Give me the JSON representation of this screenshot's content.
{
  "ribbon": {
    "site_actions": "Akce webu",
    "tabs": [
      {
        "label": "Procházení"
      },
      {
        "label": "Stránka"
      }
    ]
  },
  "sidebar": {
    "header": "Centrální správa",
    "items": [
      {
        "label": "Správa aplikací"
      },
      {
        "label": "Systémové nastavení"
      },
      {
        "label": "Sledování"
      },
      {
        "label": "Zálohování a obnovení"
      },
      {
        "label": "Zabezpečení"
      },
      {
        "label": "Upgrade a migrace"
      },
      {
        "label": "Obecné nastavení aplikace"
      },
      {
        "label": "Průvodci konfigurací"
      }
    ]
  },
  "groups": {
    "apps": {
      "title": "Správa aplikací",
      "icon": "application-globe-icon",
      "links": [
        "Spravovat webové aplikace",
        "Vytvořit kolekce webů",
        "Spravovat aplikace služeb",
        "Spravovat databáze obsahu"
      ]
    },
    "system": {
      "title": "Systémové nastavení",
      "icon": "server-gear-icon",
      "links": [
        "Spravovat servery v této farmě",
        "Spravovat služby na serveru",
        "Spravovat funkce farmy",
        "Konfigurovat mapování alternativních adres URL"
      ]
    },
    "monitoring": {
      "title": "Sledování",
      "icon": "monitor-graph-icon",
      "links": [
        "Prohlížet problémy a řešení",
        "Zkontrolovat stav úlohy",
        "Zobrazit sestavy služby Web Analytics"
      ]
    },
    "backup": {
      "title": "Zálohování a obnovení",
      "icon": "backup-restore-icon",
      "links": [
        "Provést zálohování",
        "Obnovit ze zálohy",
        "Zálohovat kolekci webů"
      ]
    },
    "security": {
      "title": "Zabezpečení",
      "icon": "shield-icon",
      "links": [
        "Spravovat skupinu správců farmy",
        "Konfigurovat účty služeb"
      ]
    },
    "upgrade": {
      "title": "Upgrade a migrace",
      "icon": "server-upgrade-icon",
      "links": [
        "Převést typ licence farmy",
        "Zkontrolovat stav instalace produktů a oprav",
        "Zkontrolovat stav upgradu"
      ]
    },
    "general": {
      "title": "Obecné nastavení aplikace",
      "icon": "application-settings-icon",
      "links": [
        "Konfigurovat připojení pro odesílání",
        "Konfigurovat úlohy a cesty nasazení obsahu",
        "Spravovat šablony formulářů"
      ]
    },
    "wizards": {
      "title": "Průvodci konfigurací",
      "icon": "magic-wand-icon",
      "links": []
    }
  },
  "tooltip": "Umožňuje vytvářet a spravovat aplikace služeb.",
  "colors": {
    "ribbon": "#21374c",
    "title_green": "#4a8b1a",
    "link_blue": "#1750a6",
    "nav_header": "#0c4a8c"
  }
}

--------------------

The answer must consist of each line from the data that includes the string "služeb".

        "Spravovat aplikace služeb",
        "Konfigurovat účty služeb"
  "tooltip": "Umožňuje vytvářet a spravovat aplikace služeb.",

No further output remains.